*** Source data

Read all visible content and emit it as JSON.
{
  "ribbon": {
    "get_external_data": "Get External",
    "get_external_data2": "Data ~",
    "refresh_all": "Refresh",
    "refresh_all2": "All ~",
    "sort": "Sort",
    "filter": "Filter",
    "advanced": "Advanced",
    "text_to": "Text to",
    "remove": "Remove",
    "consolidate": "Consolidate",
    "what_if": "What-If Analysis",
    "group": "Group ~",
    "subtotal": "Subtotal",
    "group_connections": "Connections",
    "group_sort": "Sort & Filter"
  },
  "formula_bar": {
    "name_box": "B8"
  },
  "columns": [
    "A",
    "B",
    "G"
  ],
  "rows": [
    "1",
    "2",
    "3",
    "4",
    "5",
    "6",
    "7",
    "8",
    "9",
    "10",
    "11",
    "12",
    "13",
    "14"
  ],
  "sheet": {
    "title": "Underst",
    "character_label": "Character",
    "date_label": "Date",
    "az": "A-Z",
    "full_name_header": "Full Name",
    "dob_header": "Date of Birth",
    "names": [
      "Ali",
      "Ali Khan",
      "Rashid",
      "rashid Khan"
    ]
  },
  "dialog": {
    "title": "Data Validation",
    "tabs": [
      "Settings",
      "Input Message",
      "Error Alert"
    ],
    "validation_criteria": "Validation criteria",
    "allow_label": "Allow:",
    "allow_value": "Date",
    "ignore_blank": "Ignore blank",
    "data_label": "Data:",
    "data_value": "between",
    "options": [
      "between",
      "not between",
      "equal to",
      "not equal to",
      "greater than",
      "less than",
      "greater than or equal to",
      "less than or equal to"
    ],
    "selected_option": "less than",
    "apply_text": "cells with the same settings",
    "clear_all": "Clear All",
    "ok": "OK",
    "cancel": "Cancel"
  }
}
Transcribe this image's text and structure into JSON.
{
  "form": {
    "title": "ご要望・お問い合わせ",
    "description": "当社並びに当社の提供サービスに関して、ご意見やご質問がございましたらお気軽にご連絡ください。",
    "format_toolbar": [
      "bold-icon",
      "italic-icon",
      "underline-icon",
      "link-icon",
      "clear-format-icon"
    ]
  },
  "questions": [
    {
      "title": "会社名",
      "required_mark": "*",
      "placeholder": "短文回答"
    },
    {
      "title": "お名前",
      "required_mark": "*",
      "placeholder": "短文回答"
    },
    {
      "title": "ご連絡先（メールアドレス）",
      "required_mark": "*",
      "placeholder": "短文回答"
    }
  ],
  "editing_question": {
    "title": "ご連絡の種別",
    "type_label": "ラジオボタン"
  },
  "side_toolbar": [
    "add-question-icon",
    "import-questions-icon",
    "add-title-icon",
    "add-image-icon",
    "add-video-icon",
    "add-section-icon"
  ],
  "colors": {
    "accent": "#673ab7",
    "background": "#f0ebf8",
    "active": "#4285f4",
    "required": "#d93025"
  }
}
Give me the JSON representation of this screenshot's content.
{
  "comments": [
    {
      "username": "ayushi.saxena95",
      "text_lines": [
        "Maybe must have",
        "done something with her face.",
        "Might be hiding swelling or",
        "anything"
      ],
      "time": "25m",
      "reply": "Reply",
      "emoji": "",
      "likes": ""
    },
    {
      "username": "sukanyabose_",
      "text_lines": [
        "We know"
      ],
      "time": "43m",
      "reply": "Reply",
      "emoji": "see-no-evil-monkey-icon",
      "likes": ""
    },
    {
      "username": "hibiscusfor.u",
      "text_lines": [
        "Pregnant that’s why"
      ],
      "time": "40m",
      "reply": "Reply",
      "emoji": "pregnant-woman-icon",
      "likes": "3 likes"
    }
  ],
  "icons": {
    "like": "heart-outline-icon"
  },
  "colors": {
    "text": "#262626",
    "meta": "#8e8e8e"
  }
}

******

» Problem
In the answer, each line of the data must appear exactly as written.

» Output for this task
Read all visible content and emit it as JSON.
{
  "ribbon": {
    "get_external_data": "Get External",
    "get_external_data2": "Data ~",
    "refresh_all": "Refresh",
    "refresh_all2": "All ~",
    "sort": "Sort",
    "filter": "Filter",
    "advanced": "Advanced",
    "text_to": "Text to",
    "remove": "Remove",
    "consolidate": "Consolidate",
    "what_if": "What-If Analysis",
    "group": "Group ~",
    "subtotal": "Subtotal",
    "group_connections": "Connections",
    "group_sort": "Sort & Filter"
  },
  "formula_bar": {
    "name_box": "B8"
  },
  "columns": [
    "A",
    "B",
    "G"
  ],
  "rows": [
    "1",
    "2",
    "3",
    "4",
    "5",
    "6",
    "7",
    "8",
    "9",
    "10",
    "11",
    "12",
    "13",
    "14"
  ],
  "sheet": {
    "title": "Underst",
    "character_label": "Character",
    "date_label": "Date",
    "az": "A-Z",
    "full_name_header": "Full Name",
    "dob_header": "Date of Birth",
    "names": [
      "Ali",
      "Ali Khan",
      "Rashid",
      "rashid Khan"
    ]
  },
  "dialog": {
    "title": "Data Validation",
    "tabs": [
      "Settings",
      "Input Message",
      "Error Alert"
    ],
    "validation_criteria": "Validation criteria",
    "allow_label": "Allow:",
    "allow_value": "Date",
    "ignore_blank": "Ignore blank",
    "data_label": "Data:",
    "data_value": "between",
    "options": [
      "between",
      "not between",
      "equal to",
      "not equal to",
      "greater than",
      "less than",
      "greater than or equal to",
      "less than or equal to"
    ],
    "selected_option": "less than",
    "apply_text": "cells with the same settings",
    "clear_all": "Clear All",
    "ok": "OK",
    "cancel": "Cancel"
  }
}
Transcribe this image's text and structure into JSON.
{
  "form": {
    "title": "ご要望・お問い合わせ",
    "description": "当社並びに当社の提供サービスに関して、ご意見やご質問がございましたらお気軽にご連絡ください。",
    "format_toolbar": [
      "bold-icon",
      "italic-icon",
      "underline-icon",
      "link-icon",
      "clear-format-icon"
    ]
  },
  "questions": [
    {
      "title": "会社名",
      "required_mark": "*",
      "placeholder": "短文回答"
    },
    {
      "title": "お名前",
      "required_mark": "*",
      "placeholder": "短文回答"
    },
    {
      "title": "ご連絡先（メールアドレス）",
      "required_mark": "*",
      "placeholder": "短文回答"
    }
  ],
  "editing_question": {
    "title": "ご連絡の種別",
    "type_label": "ラジオボタン"
  },
  "side_toolbar": [
    "add-question-icon",
    "import-questions-icon",
    "add-title-icon",
    "add-image-icon",
    "add-video-icon",
    "add-section-icon"
  ],
  "colors": {
    "accent": "#673ab7",
    "background": "#f0ebf8",
    "active": "#4285f4",
    "required": "#d93025"
  }
}
Give me the JSON representation of this screenshot's content.
{
  "comments": [
    {
      "username": "ayushi.saxena95",
      "text_lines": [
        "Maybe must have",
        "done something with her face.",
        "Might be hiding swelling or",
        "anything"
      ],
      "time": "25m",
      "reply": "Reply",
      "emoji": "",
      "likes": ""
    },
    {
      "username": "sukanyabose_",
      "text_lines": [
        "We know"
      ],
      "time": "43m",
      "reply": "Reply",
      "emoji": "see-no-evil-monkey-icon",
      "likes": ""
    },
    {
      "username": "hibiscusfor.u",
      "text_lines": [
        "Pregnant that’s why"
      ],
      "time": "40m",
      "reply": "Reply",
      "emoji": "pregnant-woman-icon",
      "likes": "3 likes"
    }
  ],
  "icons": {
    "like": "heart-outline-icon"
  },
  "colors": {
    "text": "#262626",
    "meta": "#8e8e8e"
  }
}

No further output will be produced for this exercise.